In Defence of Gale Hawthorne

by Michelle Chandra

Now, I know what the title says and I just want to put a disclaimer out here before it starts: I am NOT a Gale apologist. In light of the current Hunger Games renaissance, I’ve been seeing an ungodly amount of edits on TikTok on Everlark with Taylor Swift’s ‘The Great War’ playing as an anthem to their love story, edits of Johanna and Finnick, and my personal favourite meme: Gale Hawthorne, the Prim Reaper. 

However, alongside these fun meme-y edits, comes the rise of character discourse regarding the novel’s most complex characters like President Snow, Coin, and Heavensbee. However, I haven’t really seen the same amount of careful consideration and analysis on Gale. So here’s my take: 

Gale Hawthorne… isn’t really all that bad. But before I continue, here are some grounding rules:

  1. I am not condoning his violent actions

  2. The love triangle never really existed. For Katniss, it was always Peeta.
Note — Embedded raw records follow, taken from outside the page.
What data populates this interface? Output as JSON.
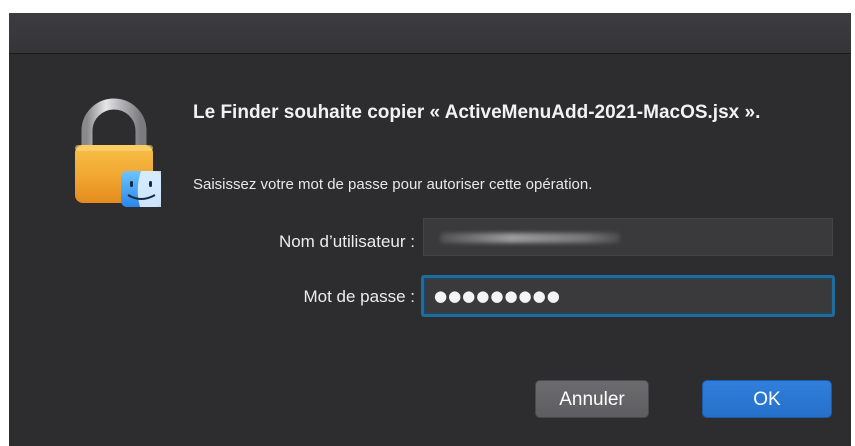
{
  "dialog": {
    "title": "Le Finder souhaite copier « ActiveMenuAdd-2021-MacOS.jsx ».",
    "subtitle": "Saisissez votre mot de passe pour autoriser cette opération.",
    "icon": "lock-with-finder-icon"
  },
  "form": {
    "username_label": "Nom d’utilisateur :",
    "username_value": "",
    "password_label": "Mot de passe :",
    "password_value": "●●●●●●●●●"
  },
  "buttons": {
    "cancel_label": "Annuler",
    "ok_label": "OK"
  },
  "colors": {
    "dialog_background": "#2d2d2f",
    "accent_focus": "#1f6c9c",
    "ok_button": "#2a78d4",
    "cancel_button": "#646467"
  }
}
This article isn’t a grounding declaration that Katniss should’ve ended up with Gale instead 

  3. I want to explore the nuances of Gale Hawthorne in good faith

Gale is a perfect example of how institutionalised inequalities can breed desensitisation. He occupies an “ends justifies the means” framework that is true and real to the lived experiences of people who lived under oppressive and authoritarian governments. We know that Panem is set in the far future following the fall of civilization in North America and Collins’ novels are rooted in historical realities. We see this rhetoric within liberation groups throughout history. When your entire life has been shaped by violence and brutality – even with the point of having televised death tournaments laurelled as glory every year – that then impacts the way you view violence. Because violence is such a hallmark in the creation of the world of Panem following the failed rebellion, to Gale, it is only through violence that they can physically restructure society. Violence in and of itself is a tool for liberation and there are merits to that. 

Katniss, to a lesser extent, held herself to this type of apathetic framework before entering the games and falling for Peeta. Apart from her sister, and to a lesser emphasis, her mother, Katniss lacked a lot of perspective within the 1st book and only truly opened herself up to see humanity in others after continuous exposure to people she misjudged such as Finnick Odair and Johanna Mason. Moreover, it was only with the Victory tour, where she had to deliver speeches to the family of the fallen tributes, that she was fully and truly faced with the reality that the tributes had a family, a home, a life, and humanity.

Gale never had to experience any of that. In fact, most of what he experienced – the girl he loved being ‘forced’ to maintain a mask, his district placed under brutal policies with Romulus Thread, the shutting down of the black market, and thereby ending his only means of income in supporting his family and at last, the destruction of his home district – has only nursed the hatred he has for the Capitol. Where Katniss’ empathy expands following the violence and brutality she is thrust into, Gale’s empathy for those he deems as allying with the enemy diminishes. In order to achieve his goal of a free Panem, he subscribes to a very Manichean worldview. Because his losses have been so deeply personal to him, his double bombings are motivated by a personal vendetta. While Katniss is motivated by her need to protect her loved ones, Gale, on the whole, is motivated by rebellion and justice. 

What I love most about Gale’s character is that it serves as a foil to Peeta and Katniss, acting as a vehicle to posit questions like ‘How are we able to retain our humanity and recognise the humanity of others when the world tries to strip us of both?’ In a broken world plagued by injustice, how can we navigate humanity when rebellion and war are so poignantly necessary?